Start of The data

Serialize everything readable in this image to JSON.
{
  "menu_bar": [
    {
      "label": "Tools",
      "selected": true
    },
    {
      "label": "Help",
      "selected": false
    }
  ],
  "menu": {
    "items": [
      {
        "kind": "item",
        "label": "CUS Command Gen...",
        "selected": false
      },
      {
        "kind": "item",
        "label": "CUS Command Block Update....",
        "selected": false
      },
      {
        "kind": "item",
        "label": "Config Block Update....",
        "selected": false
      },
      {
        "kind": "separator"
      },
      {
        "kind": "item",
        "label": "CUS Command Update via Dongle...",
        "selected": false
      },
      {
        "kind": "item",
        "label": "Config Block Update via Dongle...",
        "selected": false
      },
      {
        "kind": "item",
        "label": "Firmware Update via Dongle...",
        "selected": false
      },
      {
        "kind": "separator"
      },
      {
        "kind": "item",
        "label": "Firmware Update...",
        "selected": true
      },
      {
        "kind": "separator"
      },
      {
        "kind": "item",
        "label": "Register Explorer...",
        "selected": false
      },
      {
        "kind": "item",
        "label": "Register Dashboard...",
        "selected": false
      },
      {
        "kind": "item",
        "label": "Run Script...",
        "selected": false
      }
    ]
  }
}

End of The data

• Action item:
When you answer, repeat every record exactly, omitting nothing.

• Solution:
Serialize everything readable in this image to JSON.
{
  "menu_bar": [
    {
      "label": "Tools",
      "selected": true
    },
    {
      "label": "Help",
      "selected": false
    }
  ],
  "menu": {
    "items": [
      {
        "kind": "item",
        "label": "CUS Command Gen...",
        "selected": false
      },
      {
        "kind": "item",
        "label": "CUS Command Block Update....",
        "selected": false
      },
      {
        "kind": "item",
        "label": "Config Block Update....",
        "selected": false
      },
      {
        "kind": "separator"
      },
      {
        "kind": "item",
        "label": "CUS Command Update via Dongle...",
        "selected": false
      },
      {
        "kind": "item",
        "label": "Config Block Update via Dongle...",
        "selected": false
      },
      {
        "kind": "item",
        "label": "Firmware Update via Dongle...",
        "selected": false
      },
      {
        "kind": "separator"
      },
      {
        "kind": "item",
        "label": "Firmware Update...",
        "selected": true
      },
      {
        "kind": "separator"
      },
      {
        "kind": "item",
        "label": "Register Explorer...",
        "selected": false
      },
      {
        "kind": "item",
        "label": "Register Dashboard...",
        "selected": false
      },
      {
        "kind": "item",
        "label": "Run Script...",
        "selected": false
      }
    ]
  }
}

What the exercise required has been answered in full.